Hannibal walked through the Pyrenees in the direction of Gaul taking with him at least 100,000 soldiers and almost 40 war elephants at the end of 218 B.C. The Roman commander Publius Cornelius Scipio tried to encounter him right at the Rhone River; however Hannibal as of then had surpassed it and was already on his path to the Alps which is in the Southern France today. Over 5 months faraway from Cartagena, on the fifteenth day of the crossing over, Hannibal eventually exited the mountains with only 37 elephants, 6,000 cavalry and 20,000 infantries. Hannibal’s Alps voyage was, nonetheless, a phenomenal militaristic accomplishment. Hannibal was living on top of a terrific pressure in the Mediterranean, when the Roman Republic set up its dominance over some other high forces like Carthage and the Hellenistic kingdoms of Syracuse, the Seleucid Empire and Macedon.
5 Alps Crossing and Attacks

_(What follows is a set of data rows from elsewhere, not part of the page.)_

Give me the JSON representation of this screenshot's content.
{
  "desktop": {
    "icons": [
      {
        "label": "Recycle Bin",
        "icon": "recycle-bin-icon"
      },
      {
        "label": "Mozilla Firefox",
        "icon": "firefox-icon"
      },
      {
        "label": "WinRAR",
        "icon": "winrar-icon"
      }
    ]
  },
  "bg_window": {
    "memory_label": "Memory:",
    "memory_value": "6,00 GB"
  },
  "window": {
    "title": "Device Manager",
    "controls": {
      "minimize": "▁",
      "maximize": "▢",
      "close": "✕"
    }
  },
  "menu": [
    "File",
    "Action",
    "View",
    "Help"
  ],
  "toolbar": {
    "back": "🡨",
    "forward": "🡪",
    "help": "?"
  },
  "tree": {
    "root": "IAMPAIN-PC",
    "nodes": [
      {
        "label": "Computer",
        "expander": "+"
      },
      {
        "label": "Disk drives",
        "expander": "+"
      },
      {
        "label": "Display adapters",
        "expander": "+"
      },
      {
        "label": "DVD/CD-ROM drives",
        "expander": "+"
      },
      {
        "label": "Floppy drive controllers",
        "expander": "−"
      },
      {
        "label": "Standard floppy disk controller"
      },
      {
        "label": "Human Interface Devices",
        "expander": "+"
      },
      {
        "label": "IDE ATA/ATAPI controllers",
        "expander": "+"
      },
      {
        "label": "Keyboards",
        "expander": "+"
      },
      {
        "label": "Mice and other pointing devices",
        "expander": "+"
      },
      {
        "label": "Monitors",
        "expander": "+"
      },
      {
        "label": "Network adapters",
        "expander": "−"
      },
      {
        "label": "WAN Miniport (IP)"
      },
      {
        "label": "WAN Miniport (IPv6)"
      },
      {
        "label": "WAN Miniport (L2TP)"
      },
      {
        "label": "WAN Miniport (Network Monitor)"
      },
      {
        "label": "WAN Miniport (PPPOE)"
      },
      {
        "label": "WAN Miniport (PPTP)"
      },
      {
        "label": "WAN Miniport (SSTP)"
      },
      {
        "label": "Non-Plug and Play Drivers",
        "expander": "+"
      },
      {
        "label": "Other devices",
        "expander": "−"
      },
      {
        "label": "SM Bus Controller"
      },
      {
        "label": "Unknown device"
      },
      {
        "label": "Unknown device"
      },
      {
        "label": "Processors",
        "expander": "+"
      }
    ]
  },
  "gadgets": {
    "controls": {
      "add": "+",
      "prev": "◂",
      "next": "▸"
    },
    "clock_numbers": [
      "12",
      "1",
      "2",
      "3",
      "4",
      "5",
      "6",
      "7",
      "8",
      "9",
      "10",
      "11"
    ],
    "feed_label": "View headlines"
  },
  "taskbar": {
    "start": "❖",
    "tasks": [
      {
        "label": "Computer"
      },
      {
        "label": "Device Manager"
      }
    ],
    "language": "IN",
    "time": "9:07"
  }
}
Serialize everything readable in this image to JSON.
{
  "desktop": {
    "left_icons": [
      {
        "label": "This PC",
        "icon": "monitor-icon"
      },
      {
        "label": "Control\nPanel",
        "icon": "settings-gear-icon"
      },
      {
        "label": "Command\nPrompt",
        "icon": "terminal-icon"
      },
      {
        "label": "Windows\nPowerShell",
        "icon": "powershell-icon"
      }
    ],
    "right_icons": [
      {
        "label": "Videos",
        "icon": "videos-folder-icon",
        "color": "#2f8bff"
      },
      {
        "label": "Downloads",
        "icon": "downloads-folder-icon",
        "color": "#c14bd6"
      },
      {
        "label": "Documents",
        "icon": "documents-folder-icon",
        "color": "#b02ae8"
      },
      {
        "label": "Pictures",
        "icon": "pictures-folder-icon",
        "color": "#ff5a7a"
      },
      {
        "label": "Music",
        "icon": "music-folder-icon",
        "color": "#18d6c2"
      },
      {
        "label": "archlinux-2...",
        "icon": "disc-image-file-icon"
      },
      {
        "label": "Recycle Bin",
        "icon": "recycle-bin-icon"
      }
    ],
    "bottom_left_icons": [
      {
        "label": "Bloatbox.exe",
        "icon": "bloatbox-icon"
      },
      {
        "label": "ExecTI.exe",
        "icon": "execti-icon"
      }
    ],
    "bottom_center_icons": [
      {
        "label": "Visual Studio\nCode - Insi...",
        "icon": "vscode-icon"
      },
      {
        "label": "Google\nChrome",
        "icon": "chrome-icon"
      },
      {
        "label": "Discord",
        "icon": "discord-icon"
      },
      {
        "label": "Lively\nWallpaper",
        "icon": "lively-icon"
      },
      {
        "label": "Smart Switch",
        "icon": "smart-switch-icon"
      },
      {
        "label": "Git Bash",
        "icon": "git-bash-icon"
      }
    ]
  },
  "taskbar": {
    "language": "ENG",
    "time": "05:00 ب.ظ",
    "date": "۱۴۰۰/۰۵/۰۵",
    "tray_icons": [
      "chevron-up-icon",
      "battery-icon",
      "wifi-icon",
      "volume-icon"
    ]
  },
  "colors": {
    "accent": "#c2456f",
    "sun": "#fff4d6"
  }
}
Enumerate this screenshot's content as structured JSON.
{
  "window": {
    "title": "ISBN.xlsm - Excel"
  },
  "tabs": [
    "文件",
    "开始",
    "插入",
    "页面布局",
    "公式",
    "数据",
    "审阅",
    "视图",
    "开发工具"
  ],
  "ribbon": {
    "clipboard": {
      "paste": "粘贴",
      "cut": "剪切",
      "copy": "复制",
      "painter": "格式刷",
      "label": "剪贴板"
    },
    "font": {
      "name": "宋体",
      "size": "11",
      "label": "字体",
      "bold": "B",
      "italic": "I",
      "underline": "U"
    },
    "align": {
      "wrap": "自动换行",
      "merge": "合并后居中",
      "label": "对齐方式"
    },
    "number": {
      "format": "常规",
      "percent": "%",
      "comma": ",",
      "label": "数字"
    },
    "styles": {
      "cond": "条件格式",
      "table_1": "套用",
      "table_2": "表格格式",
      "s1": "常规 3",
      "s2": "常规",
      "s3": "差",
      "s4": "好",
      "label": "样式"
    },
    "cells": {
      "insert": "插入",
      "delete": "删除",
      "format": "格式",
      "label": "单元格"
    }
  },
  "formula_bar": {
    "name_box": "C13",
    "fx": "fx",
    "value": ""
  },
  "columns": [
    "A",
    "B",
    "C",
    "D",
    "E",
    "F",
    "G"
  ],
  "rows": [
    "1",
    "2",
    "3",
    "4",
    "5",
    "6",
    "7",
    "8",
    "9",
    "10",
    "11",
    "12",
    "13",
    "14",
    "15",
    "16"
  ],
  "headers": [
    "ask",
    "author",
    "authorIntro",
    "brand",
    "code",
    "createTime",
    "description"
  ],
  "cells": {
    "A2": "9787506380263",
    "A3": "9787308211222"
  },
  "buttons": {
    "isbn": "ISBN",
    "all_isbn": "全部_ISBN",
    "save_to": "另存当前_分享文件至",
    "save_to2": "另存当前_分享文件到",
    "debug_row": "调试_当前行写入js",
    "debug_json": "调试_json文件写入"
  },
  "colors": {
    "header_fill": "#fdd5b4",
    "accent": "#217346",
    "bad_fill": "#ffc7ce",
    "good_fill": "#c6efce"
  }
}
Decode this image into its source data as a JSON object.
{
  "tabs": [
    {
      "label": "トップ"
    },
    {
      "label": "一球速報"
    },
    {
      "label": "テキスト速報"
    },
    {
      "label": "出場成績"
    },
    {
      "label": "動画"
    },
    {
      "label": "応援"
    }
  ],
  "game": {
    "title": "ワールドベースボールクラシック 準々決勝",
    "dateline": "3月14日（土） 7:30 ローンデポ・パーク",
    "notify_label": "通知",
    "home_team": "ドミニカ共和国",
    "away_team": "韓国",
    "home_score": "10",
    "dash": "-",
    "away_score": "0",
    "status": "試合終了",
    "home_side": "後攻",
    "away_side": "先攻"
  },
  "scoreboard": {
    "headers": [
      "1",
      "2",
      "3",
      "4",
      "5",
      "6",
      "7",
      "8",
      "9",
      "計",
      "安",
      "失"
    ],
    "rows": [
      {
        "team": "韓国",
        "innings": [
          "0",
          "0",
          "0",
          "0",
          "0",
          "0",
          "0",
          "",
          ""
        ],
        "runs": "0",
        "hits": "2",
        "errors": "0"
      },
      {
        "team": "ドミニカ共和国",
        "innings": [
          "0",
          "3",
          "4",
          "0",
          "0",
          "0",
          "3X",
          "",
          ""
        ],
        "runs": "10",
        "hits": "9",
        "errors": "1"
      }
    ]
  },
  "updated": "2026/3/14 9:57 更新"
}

Along the voyage to Rome, Hannibal’s troop had to face several assaults from different local tribes. Not to mention a severe weather condition made the situation much worse. Hannibal’s troop met with guerrilla attacks from native tribes who threw hefty rocks all over their way. Toward the end of the Alps, there seemed to be a pit obstructing their path. So, Hannibal made use of firewood and wine to get rid of the blockade by burning the layer at the base of the pit, which smashed the pit into pieces and freed their route. Just after traversing the Alps, Hannibal arrived at the place that was colonized by the Gauls. As Guals despised Romans, they merrily welcomed Hannibal.
6 The Second Punic War
For the three consecutive years, Hannibal’s military fought Scipio’s troops to get the hold of Italian land. In the meantime, Rome sent armies to North Africa and Iberia raiding Carthaginian villages and towns. After that, Hannibal left his Roman campaign behind and took a trip back to fight for his own country once again in 203 B.C. His major accomplishment in the second Punic is so noteworthy that it has been recalled through the entire history.
7 Hannibal Bacra Elephants Trumpet
The Romans made use of trumpets to frighten the elephants of the Carthaginian military during the War of Zama. The frightened elephants stampeded and wiped out a majority of the Carthaginian soldiers. In 202 B.C., the soldiers of Hannibal and Scipio came right across the War of Zama, where in contrast to the earlier encounters, the Romans possessed more power. They made use of trumpets to flee the rest of the very few elephants that circled straight back and trampled the Carthaginian soldiers. Hannibal’s armed force was dispersed and a lot of his troopers had been slowly sought and slaughtered by the Romans.
8 A Statesman
The Carthaginians and Romans treaty on peace turned out to be very challenging to the Carthaginians, badly cutting their soldiers out and removing huge reparations. Immediately after becoming a chief magistrate, Hannibal put in all his efforts in politics to a great extent in Carthage for the next ten years. Due to Hannibal’s engagement in national politics, the Romans became worried, particularly as he was rising in popularity. So they asked for the retirement of Hannibal in 195 BC. To make certain that wouldn’t happen; Hannibal set up elections for the panel of adjudicators in military and modified provisions of office from everyday life for two years in his time.
9 Turkey Stay
A few years later, Hannibal went to live in Ephesus, Turkey where he turned into a militaristic consultant to the Turkish. In 190 BC, Hannibal was made in charge of Greek soldiers – Seleucid, and sent to battle up against a Roman state – Pergamon. Sadly, Hannibal’s military was beaten down. Thus, soon after the defeat, Hannibal ran away to Bithynia. The Romans had ordered that Hannibal be returned to them but the great warrior was determined not to ever fall into rival’s hands, so he fled.
10 Hannibal’s Death
Later after that incident, one more time Hannibal resisted to get seized at Libyssa in 183 BC. Consuming a vial of poison, Hannibal then took his own life at Libyssa, close to the Bosporus Straits the same year.